Jo Beckett's work as a forensic psychiatrist for the police
department means that she faces blood-chilling criminals
and equally horrific crimes. But in her latest case, she's
in the deadly world of politics, trying to put together the
path that Tasia McFarland, ex-wife of the U.S. president,
took to her death.
A faltering country singer, Tasia was attracting attention
from a song she wrote and on her comeback tour, she entered
a stadium on a zip line, firing a prop gun into the air.
But when she's shot and killed before she hits the ground,
suddenly the interest in Tasia is higher than it has ever
been. Jo needs to find out -- and quickly -- whether Tasia
killed herself or whether there was a more sinister
political issue behind her death.
Before Jo solves the mystery, she'll be shot at and watch
many people die. But will she lose one of the people she
Meg Gardiner doesn't disappoint. Characters with
depth, plot with captivating twists and plenty of action
will keep you reading. Another excellent read!
In Edgar Award-winner Meg Gardiner's third thriller
featuring forensic psychologist Jo Beckett, politics and pop
culture cross paths- with deadly results.
Tasia McFarland is a washed-up country-pop singer desperate
for the break that will get her back atop the charts. She's
also the ex-wife of the president of the United States. So
when Tasia writes a song with politically charged lyrics,
people take note and her star begins to rise anew. In the
spectacle-driven opener of her comeback tour, she is lowered
from a helicopter, hundreds of feet above her adoring fans,
while firing a prop Colt .45 at the fireworks filled stage.
Tasia is riding high.
Until she's killed by a
bullet to the neck, before a shocked crowd of 30,000.
When video can't prove the shot came from Tasia's
Colt .45 and the ballistics report comes up empty, the
authorities call in forensic psychiatrist Jo Beckett to do a
psychological autopsy and help avert a political disaster.
But as Jo sifts through the facts, she only finds more
questions: Did Tasia kill herself in one last cry for
attention? Were those lyrics the ranting of a paranoid woman

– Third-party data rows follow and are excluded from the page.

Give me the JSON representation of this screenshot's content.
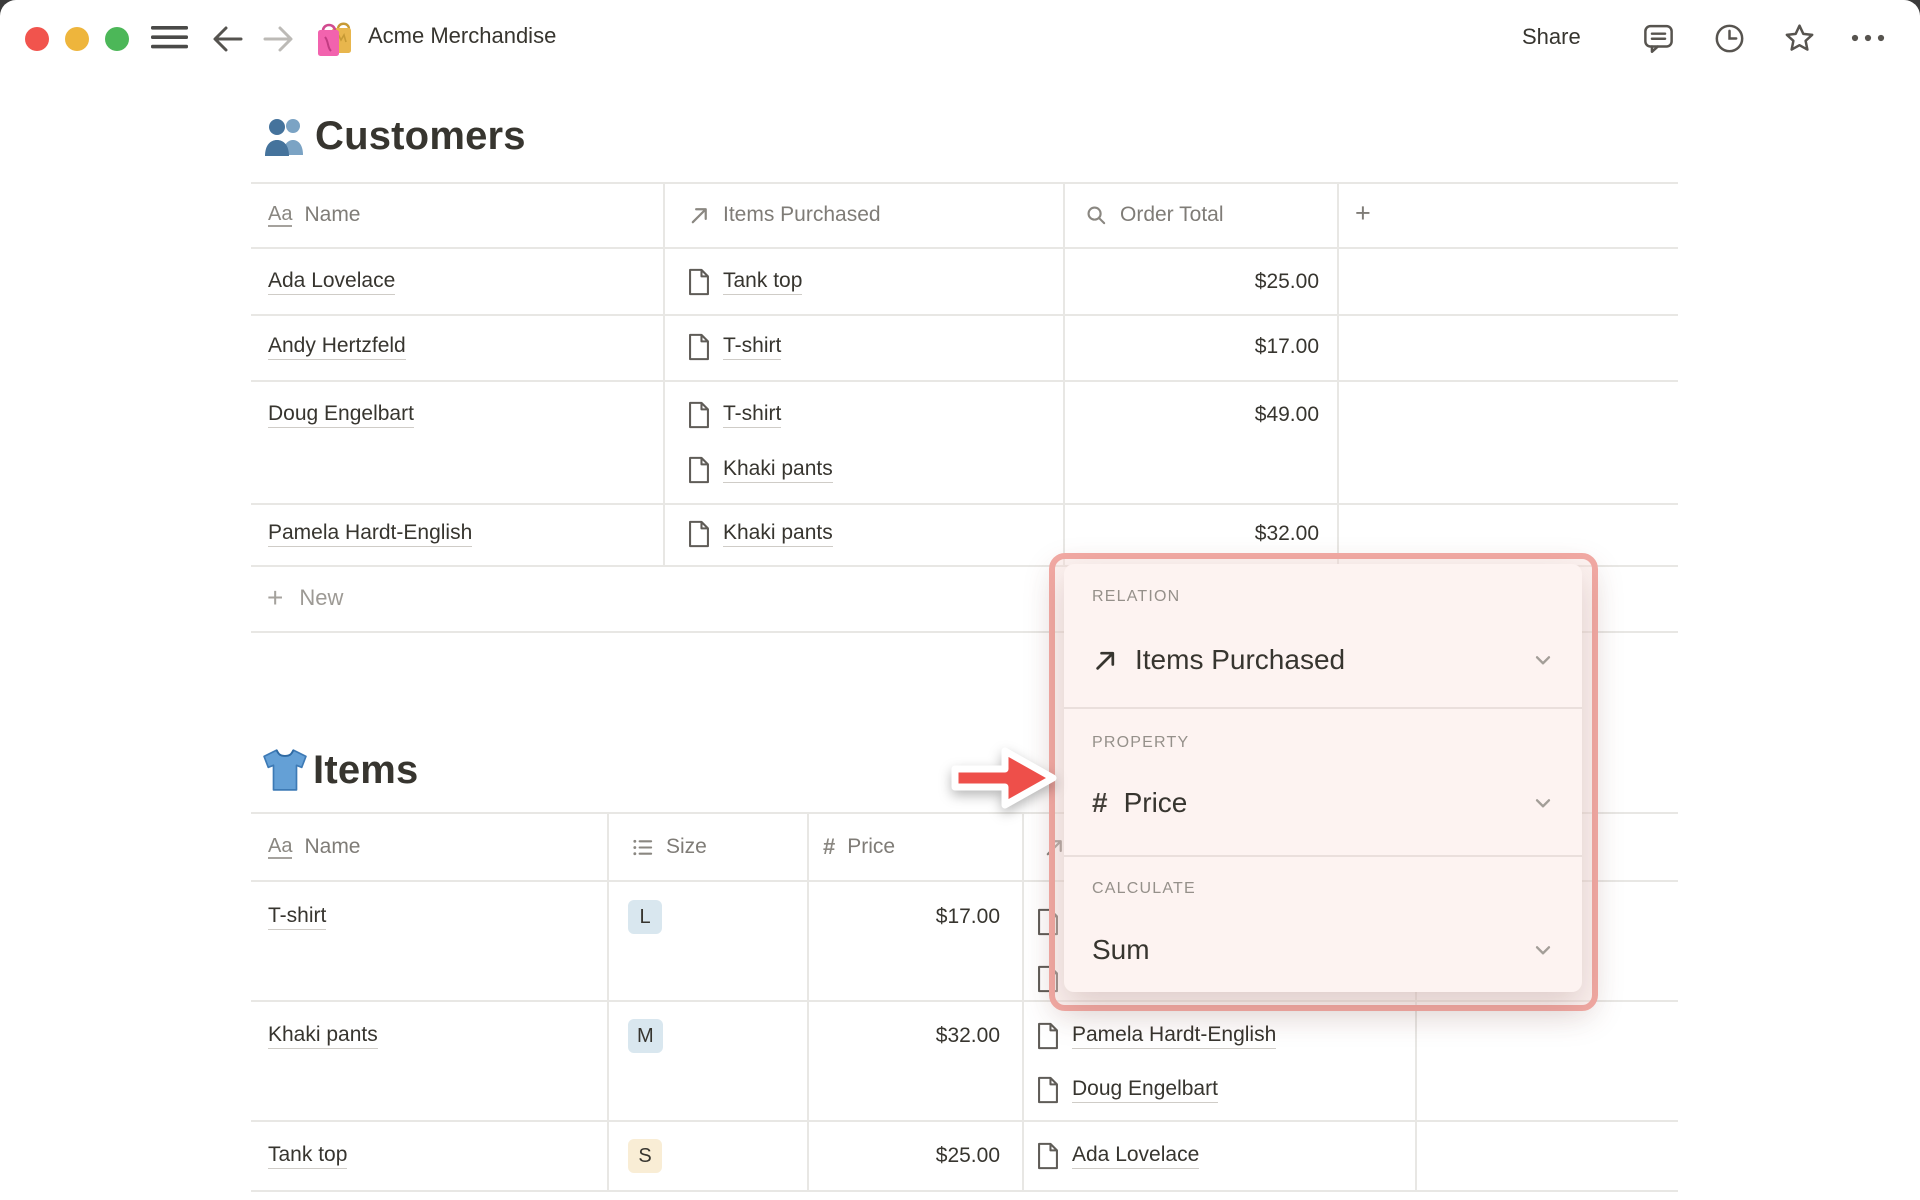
{
  "titlebar": {
    "title": "Acme Merchandise",
    "title_icon": "shopping-bags-icon",
    "share_label": "Share",
    "right_icons": [
      "comments-icon",
      "updates-clock-icon",
      "favorite-star-icon",
      "more-ellipsis-icon"
    ]
  },
  "customers_section": {
    "heading": "Customers",
    "heading_icon": "people-icon",
    "columns": [
      {
        "label": "Name",
        "icon": "text-property-icon"
      },
      {
        "label": "Items Purchased",
        "icon": "relation-arrow-icon"
      },
      {
        "label": "Order Total",
        "icon": "rollup-search-icon"
      },
      {
        "label": "+",
        "icon": "plus-icon"
      }
    ],
    "rows": [
      {
        "name": "Ada Lovelace",
        "items": [
          "Tank top"
        ],
        "order_total": "$25.00"
      },
      {
        "name": "Andy Hertzfeld",
        "items": [
          "T-shirt"
        ],
        "order_total": "$17.00"
      },
      {
        "name": "Doug Engelbart",
        "items": [
          "T-shirt",
          "Khaki pants"
        ],
        "order_total": "$49.00"
      },
      {
        "name": "Pamela Hardt-English",
        "items": [
          "Khaki pants"
        ],
        "order_total": "$32.00"
      }
    ],
    "new_row_label": "New"
  },
  "items_section": {
    "heading": "Items",
    "heading_icon": "tshirt-icon",
    "columns": [
      {
        "label": "Name",
        "icon": "text-property-icon"
      },
      {
        "label": "Size",
        "icon": "select-list-icon"
      },
      {
        "label": "Price",
        "icon": "hash-icon"
      },
      {
        "label": "",
        "icon": "relation-arrow-icon"
      }
    ],
    "rows": [
      {
        "name": "T-shirt",
        "size": "L",
        "size_color": "blue",
        "price": "$17.00",
        "customers": [],
        "hidden_customer_chips": 2
      },
      {
        "name": "Khaki pants",
        "size": "M",
        "size_color": "blue",
        "price": "$32.00",
        "customers": [
          "Pamela Hardt-English",
          "Doug Engelbart"
        ]
      },
      {
        "name": "Tank top",
        "size": "S",
        "size_color": "yellow",
        "price": "$25.00",
        "customers": [
          "Ada Lovelace"
        ]
      }
    ]
  },
  "popup": {
    "sections": [
      {
        "label": "RELATION",
        "value": "Items Purchased",
        "icon": "relation-arrow-icon"
      },
      {
        "label": "PROPERTY",
        "value": "Price",
        "icon": "hash-icon"
      },
      {
        "label": "CALCULATE",
        "value": "Sum",
        "icon": ""
      }
    ]
  },
  "icons": {
    "text_property_glyph": "Aa",
    "hash_glyph": "#",
    "plus_glyph": "+"
  },
  "colors": {
    "popup_border": "#f1a9a3",
    "popup_panel_bg": "#fdf3f1",
    "annotation_arrow_red": "#ee4f4a",
    "tag_blue_bg": "#d9e7ef",
    "tag_yellow_bg": "#f9edd5",
    "traffic_red": "#f1544d",
    "traffic_yellow": "#eeb53c",
    "traffic_green": "#4cb758",
    "grid_line": "#e8e7e4",
    "text_primary": "#37352f",
    "text_secondary": "#7f7c77"
  }
}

losing her grip? Or warnings from a woman afraid and in
danger? And most disturbing of all: Just what does Tasia's
death mean for a president-and in fact a nation- teetering
on the brink of catastrophe?